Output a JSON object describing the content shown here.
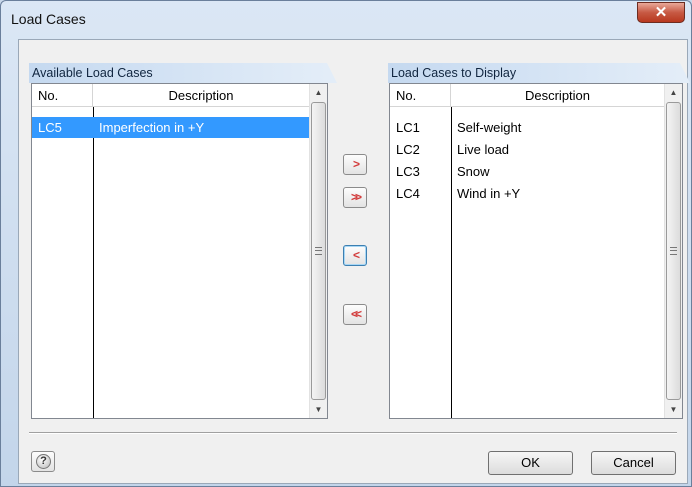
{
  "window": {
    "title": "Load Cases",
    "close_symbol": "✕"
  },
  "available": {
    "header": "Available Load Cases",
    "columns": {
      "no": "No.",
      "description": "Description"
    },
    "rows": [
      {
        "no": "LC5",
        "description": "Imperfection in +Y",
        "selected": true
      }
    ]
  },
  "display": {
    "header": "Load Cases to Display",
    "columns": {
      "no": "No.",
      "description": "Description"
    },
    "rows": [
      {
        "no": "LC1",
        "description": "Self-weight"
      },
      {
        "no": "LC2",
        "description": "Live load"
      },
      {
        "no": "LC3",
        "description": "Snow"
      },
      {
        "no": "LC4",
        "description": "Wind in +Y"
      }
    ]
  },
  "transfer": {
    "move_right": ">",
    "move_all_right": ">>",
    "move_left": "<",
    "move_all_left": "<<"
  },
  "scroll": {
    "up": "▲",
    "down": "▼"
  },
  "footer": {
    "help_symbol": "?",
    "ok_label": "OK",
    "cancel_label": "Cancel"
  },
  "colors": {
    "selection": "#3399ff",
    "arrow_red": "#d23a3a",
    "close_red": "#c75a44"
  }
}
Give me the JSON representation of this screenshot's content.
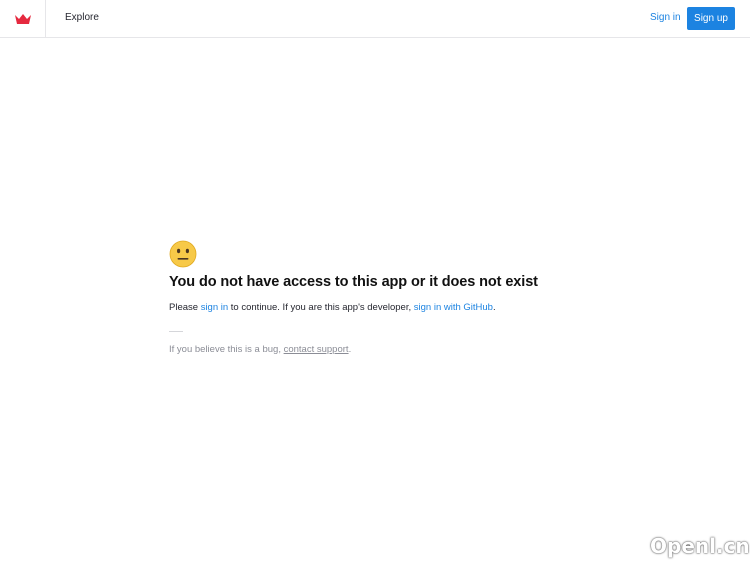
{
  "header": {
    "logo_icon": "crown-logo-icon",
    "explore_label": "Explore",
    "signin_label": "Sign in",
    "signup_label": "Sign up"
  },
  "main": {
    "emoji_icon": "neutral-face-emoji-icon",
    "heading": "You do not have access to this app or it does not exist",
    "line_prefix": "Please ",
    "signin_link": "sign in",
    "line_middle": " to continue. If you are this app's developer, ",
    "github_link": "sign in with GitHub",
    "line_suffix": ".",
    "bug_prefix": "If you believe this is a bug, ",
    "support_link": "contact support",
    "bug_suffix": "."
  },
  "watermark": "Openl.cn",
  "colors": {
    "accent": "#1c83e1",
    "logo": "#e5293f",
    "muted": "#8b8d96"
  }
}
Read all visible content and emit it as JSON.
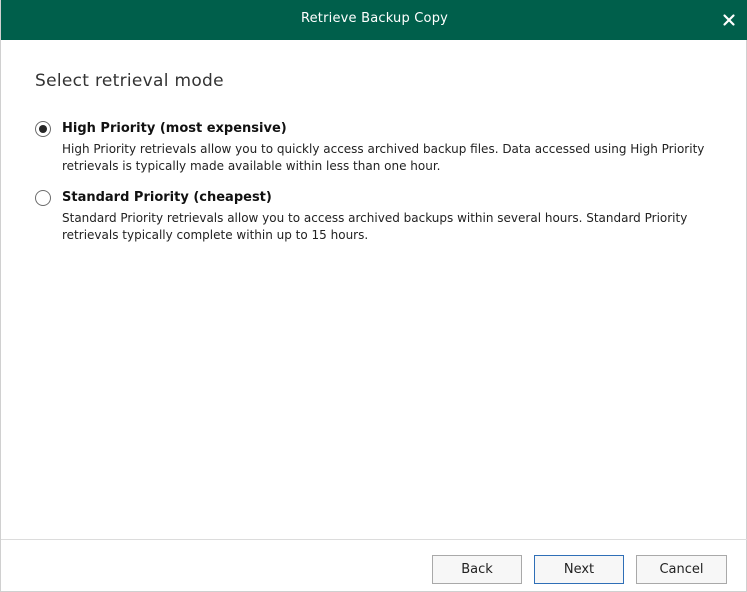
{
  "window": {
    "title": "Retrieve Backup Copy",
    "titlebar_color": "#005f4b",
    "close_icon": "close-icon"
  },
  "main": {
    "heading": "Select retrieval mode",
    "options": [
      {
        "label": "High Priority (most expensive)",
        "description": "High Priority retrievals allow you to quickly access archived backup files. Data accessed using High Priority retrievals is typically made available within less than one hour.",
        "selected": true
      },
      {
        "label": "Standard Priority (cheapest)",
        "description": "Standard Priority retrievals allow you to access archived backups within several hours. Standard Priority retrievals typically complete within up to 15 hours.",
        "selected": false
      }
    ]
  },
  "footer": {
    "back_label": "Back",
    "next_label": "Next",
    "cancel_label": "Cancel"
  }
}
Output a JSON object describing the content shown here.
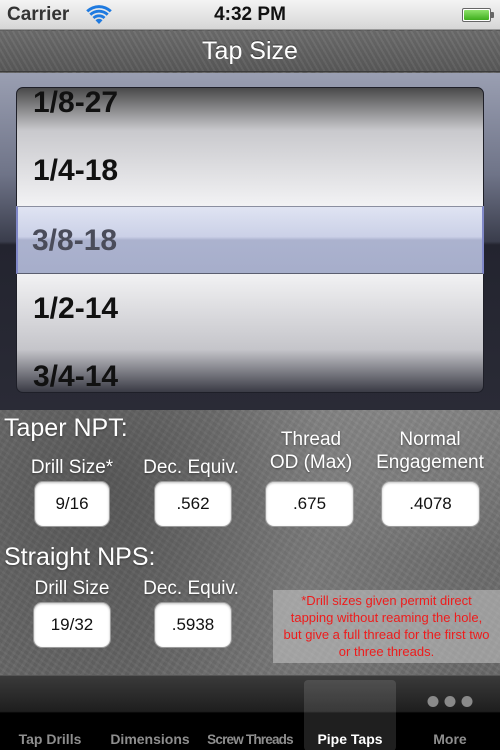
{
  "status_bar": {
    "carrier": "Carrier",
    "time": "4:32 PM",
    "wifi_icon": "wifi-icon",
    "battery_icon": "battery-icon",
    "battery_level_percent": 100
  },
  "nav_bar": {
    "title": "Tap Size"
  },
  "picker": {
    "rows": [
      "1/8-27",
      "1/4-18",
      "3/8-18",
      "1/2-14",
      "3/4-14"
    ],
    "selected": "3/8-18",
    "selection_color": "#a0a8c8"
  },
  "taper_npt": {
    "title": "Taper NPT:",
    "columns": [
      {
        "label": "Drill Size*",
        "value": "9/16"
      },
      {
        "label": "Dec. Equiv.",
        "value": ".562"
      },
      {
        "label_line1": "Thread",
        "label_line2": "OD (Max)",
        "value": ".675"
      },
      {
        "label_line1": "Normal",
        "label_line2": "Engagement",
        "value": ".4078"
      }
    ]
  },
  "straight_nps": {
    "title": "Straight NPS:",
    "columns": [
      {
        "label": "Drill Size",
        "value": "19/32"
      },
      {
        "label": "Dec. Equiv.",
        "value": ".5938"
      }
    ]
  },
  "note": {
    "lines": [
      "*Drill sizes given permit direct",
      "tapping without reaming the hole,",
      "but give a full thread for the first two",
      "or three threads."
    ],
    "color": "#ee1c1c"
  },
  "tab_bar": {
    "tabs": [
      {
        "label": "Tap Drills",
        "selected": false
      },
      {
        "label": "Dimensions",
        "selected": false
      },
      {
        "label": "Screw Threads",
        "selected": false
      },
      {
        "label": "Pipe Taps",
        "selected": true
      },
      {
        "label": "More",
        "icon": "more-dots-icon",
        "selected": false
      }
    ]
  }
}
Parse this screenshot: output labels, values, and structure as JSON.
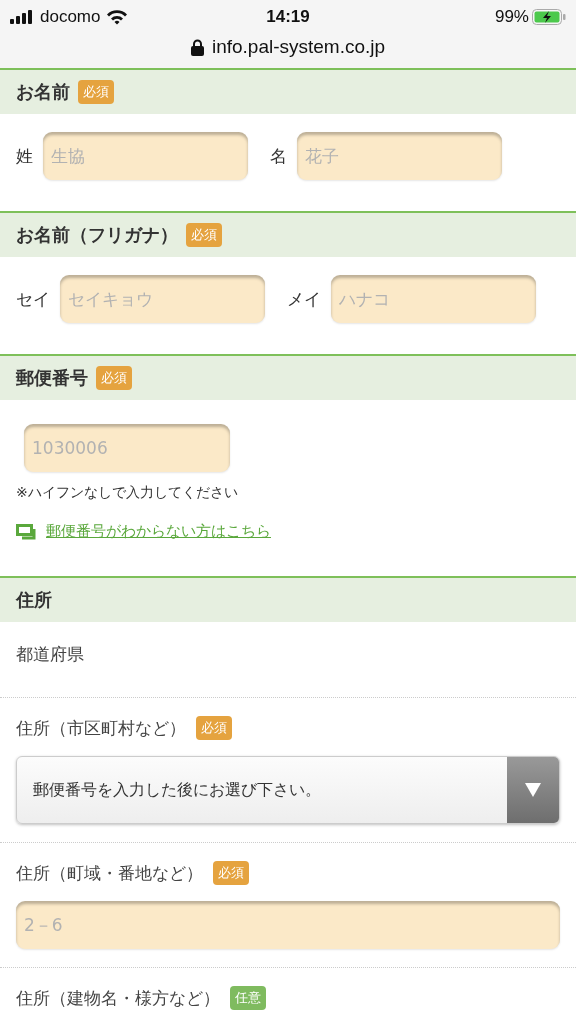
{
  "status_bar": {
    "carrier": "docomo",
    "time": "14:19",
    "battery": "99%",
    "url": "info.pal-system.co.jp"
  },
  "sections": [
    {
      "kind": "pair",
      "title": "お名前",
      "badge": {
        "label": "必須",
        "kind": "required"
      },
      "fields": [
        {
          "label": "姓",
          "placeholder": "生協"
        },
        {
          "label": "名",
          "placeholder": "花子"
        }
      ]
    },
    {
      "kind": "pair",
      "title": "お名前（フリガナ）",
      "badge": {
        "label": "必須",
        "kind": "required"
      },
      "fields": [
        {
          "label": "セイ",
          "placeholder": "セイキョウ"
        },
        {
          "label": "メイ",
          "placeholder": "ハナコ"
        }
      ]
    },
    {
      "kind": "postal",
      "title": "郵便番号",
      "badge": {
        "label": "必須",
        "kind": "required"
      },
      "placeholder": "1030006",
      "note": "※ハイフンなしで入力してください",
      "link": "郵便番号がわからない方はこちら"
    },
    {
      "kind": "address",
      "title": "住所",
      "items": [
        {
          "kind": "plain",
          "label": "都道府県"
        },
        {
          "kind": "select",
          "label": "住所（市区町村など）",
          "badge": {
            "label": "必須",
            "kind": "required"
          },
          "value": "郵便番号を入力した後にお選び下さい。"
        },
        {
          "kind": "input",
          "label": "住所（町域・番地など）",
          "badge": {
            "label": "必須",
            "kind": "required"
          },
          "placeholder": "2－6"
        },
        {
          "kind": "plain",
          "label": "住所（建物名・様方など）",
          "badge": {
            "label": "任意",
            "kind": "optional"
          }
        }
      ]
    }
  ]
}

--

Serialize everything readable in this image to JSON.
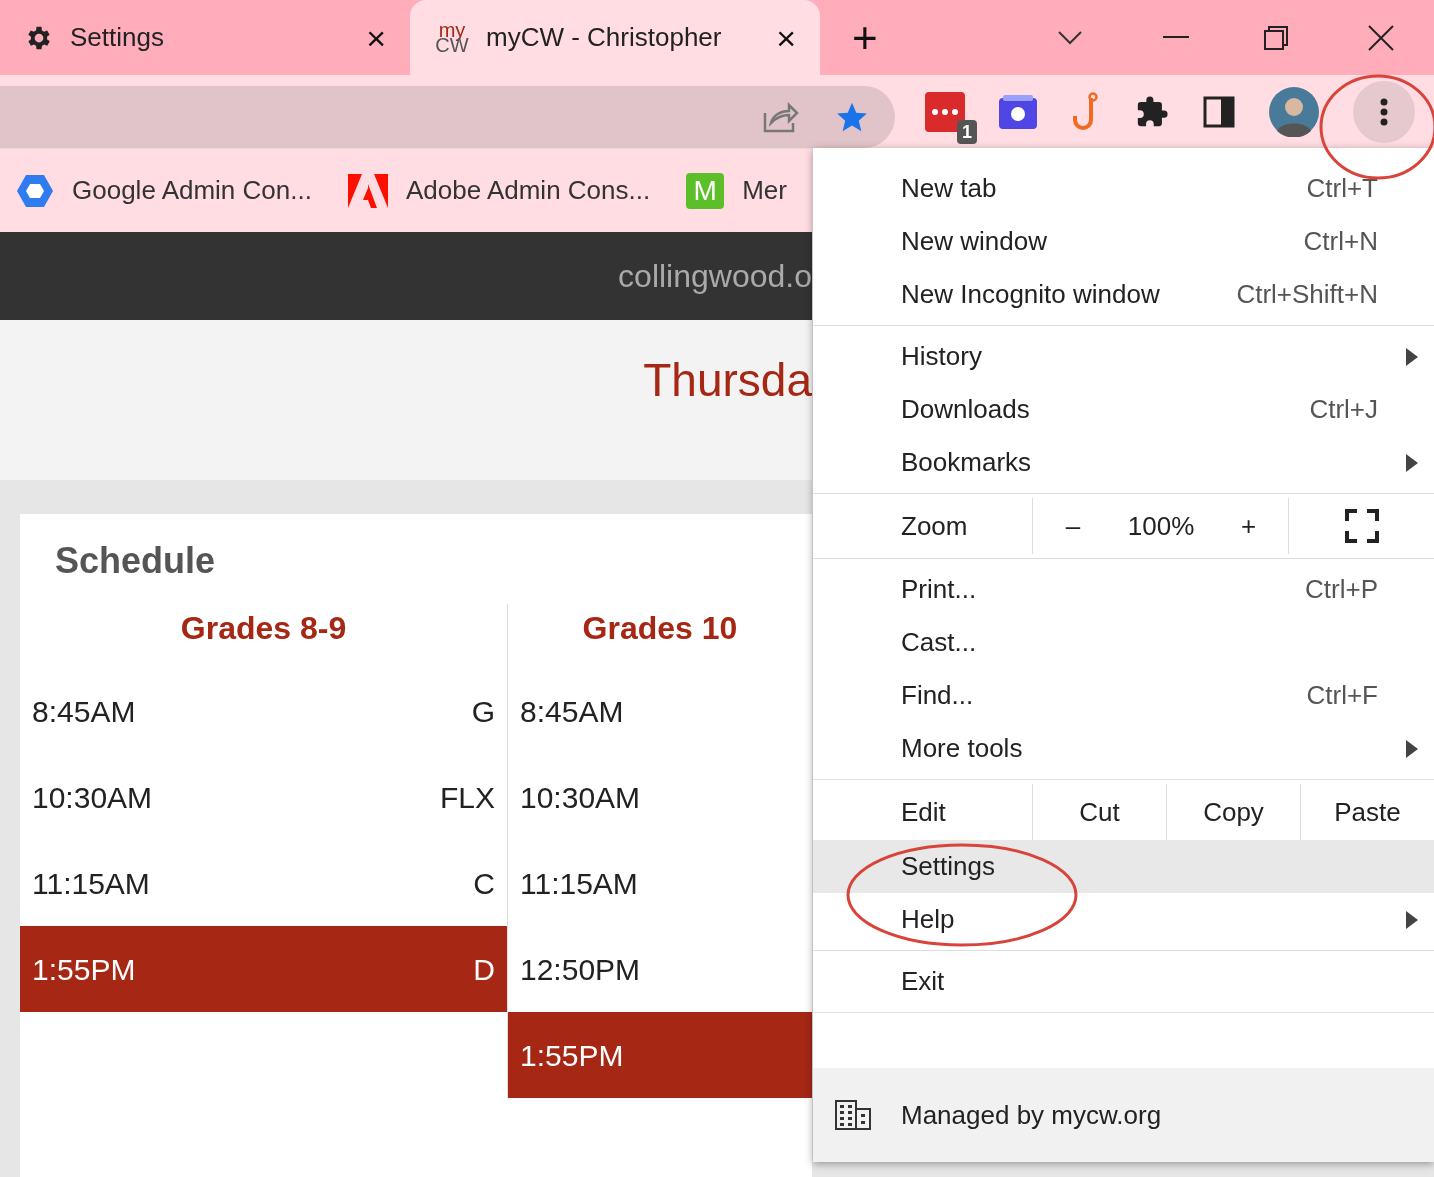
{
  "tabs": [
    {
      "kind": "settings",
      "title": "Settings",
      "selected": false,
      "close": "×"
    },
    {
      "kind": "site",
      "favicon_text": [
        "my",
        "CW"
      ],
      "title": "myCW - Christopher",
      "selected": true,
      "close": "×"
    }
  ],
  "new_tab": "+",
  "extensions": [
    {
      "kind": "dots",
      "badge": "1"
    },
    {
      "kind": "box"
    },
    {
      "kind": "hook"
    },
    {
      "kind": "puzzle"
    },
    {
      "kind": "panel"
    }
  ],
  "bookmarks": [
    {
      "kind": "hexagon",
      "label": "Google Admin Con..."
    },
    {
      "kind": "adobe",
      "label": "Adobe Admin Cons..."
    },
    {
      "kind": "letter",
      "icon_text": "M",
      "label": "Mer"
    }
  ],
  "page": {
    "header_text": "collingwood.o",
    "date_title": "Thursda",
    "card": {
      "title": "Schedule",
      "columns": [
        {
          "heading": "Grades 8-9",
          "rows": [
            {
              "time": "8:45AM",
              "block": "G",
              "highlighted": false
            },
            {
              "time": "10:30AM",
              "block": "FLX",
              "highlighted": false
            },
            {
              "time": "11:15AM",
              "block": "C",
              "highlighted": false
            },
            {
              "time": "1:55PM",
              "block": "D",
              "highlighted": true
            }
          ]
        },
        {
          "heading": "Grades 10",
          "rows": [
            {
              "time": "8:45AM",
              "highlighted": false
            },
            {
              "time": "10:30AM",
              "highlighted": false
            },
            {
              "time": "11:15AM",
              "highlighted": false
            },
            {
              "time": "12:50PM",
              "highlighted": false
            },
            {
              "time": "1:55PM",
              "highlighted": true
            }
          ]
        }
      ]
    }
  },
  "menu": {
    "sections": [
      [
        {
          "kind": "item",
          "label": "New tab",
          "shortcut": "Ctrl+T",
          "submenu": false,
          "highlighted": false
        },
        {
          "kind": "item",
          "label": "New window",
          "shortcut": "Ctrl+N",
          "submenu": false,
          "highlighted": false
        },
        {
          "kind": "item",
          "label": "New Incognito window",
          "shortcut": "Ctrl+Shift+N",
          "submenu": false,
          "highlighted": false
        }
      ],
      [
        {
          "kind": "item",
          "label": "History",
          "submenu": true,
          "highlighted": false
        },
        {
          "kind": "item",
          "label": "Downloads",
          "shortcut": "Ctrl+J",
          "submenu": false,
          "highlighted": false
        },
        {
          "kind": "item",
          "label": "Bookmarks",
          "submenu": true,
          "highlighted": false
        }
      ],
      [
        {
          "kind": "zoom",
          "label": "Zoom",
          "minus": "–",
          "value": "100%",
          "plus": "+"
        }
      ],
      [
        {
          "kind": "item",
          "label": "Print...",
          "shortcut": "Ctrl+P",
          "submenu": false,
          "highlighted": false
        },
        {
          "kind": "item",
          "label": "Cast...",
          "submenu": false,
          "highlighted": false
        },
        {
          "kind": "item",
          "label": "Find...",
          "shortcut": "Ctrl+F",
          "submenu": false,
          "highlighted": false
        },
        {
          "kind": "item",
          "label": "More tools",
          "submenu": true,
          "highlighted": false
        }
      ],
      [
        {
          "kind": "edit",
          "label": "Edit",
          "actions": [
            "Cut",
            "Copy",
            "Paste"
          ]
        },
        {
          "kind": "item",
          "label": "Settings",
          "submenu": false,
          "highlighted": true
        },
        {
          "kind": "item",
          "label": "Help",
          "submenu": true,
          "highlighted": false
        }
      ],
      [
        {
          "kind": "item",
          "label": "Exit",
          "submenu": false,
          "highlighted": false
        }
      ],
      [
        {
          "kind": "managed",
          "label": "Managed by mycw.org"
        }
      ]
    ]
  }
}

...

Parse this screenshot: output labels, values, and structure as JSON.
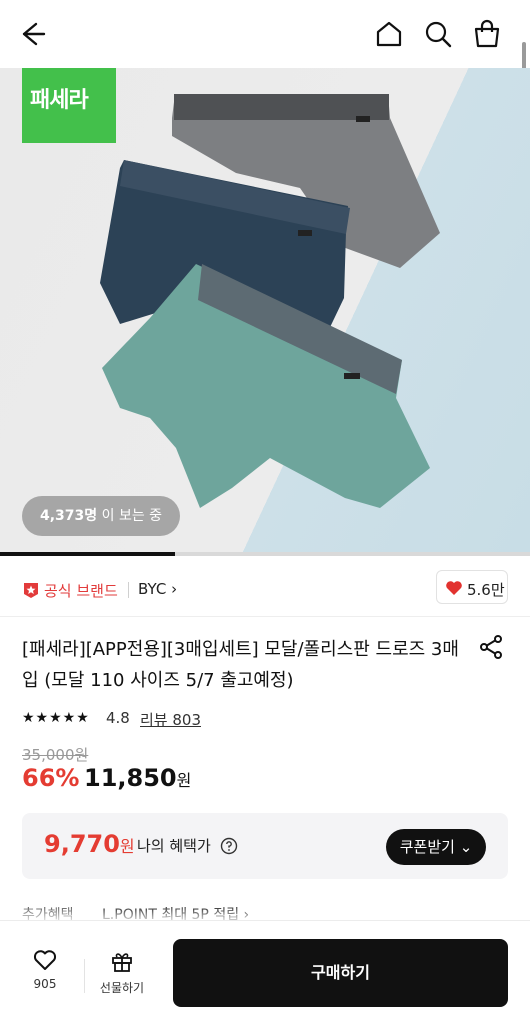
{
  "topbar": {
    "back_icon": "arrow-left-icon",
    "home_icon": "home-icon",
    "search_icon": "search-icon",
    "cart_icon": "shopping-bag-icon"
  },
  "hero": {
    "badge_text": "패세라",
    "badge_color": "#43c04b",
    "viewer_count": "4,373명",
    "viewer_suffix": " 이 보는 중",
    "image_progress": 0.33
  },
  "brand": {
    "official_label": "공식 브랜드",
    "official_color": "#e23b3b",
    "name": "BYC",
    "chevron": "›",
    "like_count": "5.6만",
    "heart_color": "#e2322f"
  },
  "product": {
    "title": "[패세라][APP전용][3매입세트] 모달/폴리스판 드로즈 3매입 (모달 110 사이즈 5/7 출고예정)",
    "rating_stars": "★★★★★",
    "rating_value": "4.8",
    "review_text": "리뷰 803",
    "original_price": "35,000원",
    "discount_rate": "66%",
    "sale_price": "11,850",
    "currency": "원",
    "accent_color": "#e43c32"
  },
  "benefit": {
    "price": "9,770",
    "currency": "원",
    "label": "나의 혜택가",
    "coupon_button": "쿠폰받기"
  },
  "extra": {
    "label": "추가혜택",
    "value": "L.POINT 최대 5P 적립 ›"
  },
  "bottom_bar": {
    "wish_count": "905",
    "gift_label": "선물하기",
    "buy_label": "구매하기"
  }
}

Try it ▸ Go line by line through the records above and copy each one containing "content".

The answer ▸
Output a JSON object describing the content shown here.
Give me the JSON representation of this screenshot's content.
Read all visible content and emit it as JSON.
Output a JSON object describing the content shown here.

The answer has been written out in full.